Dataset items
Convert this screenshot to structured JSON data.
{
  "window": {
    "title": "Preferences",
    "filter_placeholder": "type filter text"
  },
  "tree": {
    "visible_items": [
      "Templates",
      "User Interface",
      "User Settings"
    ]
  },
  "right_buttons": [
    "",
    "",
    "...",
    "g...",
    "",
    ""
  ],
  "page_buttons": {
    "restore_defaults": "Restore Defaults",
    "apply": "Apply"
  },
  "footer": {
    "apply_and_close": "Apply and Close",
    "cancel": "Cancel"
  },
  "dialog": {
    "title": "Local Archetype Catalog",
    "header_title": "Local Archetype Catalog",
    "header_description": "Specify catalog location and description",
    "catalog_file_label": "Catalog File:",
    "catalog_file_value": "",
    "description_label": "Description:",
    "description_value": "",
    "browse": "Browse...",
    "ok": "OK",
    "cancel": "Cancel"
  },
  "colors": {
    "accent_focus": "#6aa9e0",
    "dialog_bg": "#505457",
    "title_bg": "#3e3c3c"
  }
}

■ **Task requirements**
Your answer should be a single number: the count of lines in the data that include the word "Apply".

■ **Answer for the task**
2